India: Indian opposition leader Rahul Gandhi called for a nationwide lockdown as the country’s tally of coronavirus infections surged past 20 million on Tuesday.

India’s Kaziranga National Park, home to the one-horned rhino, closed to visitors on Monday amid a surge in cases and reports of lions dying. In view of the spread of Covid-19 “and also transmission of the virus from human to animal and vice versa,” all national parks in the state will be shut indefinitely, it said. Eight lions tested positive for the coronavirus at a zoo in the southern city of Hyderabad, the Hindu newspaper reported, citing officials it didn’t identify.

US: Air travel in the US has hit its highest mark in more than 13 months ago. Nearly 1.67 million people were screened at US airport checkpoints on Sunday, according to the Transportation Security Administration, the highest number since mid-March of last year.

The New York Stock Exchange is opening further to vaccinated traders. Companies whose staff are based at the exchange will be permitted to raise their headcount if 100% of employees at the site can prove they’re fully vaccinated, according to a memo from NYSE Chief Operating Officer Michael Blaugrund. The changes go into effect on 10 May and are based on an “improvement to public health conditions in the New York City area and the continuing progress of the nationwide vaccination rollout,” Blaugrund wrote in the memo.

Greece: In Greece, restaurants and cafes reopened their terraces on Monday after six months of shutdown, with customers flocking to soak up the sunshine.

Italy: In Italy, medical experts and politicians expressed concern about a possible spike in infections after tens of thousands of jubilant soccer fans converged on Milan’s main square Sunday to celebrate Inter Milan’s league title.

Germany: Authorities in Bavaria canceled Oktoberfest again this year. Oktoberfest is “the most global party,” and waiting longer to cancel it would only have caused more economic damage, Bavarian Premier Markus Soeder said on Monday. The beer festival drew 6.3 million people to Munich in 2019.

UK: British Prime Minister Boris Johnson said the UK is on course to gradually scrap lockdown rules over the next seven weeks, hailing the UK’s successful vaccine rollout ahead of key elections this week. Johnson said the pandemic data was likely to allow people in England to stay overnight with friends or relations, with indoor hospitality able to reopen from 17 May. Remaining social distancing rules are also likely to be canceled from 21 June, though he warned that international travel will need to be carefully monitored after 17 May.

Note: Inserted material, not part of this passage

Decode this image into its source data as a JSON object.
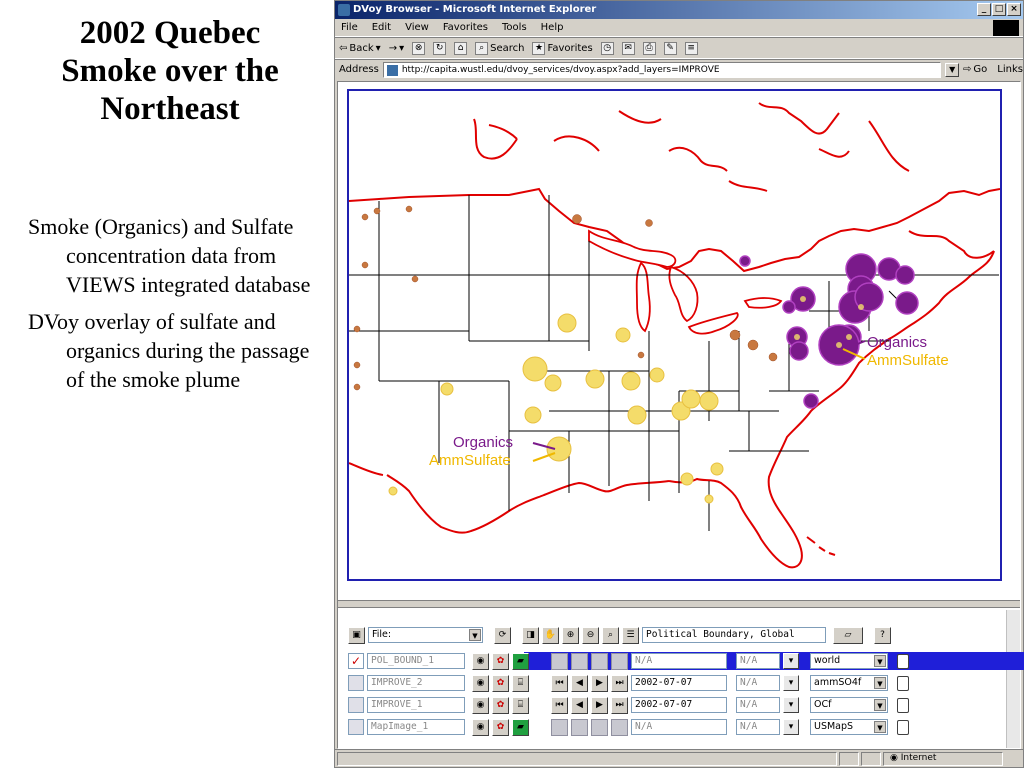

Singapore: Singapore, which this week asked hospitals to defer non-urgent surgeries and limited emergency room visits to life-threatening or other emergency conditions, canceled an open house to welcome the public to the president’s official residence, just six days after announcing the 13 May event.

Hong Kong: Hong Kong quarantined residents of a roughly 40-unit apartment building in Tsim Sha Tsui for 21 days after one of them was infected with the more transmissible N501Y mutant strain.

Denmark: Denmark will ease more restrictions this week as the infection rate has remained stable in the Nordic country, the government said. All children through 8th grade will return to schools full-time, while cinemas, theaters and gyms will also reopen.

Australia: Critics of Prime Minister Scott Morrison’s decision to ban returning Australians from virus-ravaged India now include lawmakers from his own Liberal-National coalition government. Fiona Martin told the Guardian that her government’s weekend announcement that Australian citizens in India who try to return home would be liable for five years in prison and fines of about $50,000 was “heavy-handed”.

Economy updates

UK/India: The prime ministers of the UK and India are to meet virtually on Tuesday as the two countries agree a trade deal that is set to create more than 6,000 jobs in Britain.

Related Companies

NEWSLETTER Sign up Tick the boxes of the newsletters you would like to receive. A weekly roundup of the latest news and analysis, sent every Friday. The pharmaceutical industry's most comprehensive news and information delivered every month.
I consent to GlobalData UK Limited collecting my details provided via this form in accordance with the Privacy Policy


Thank you for subscribing to Pharmaceutical Technology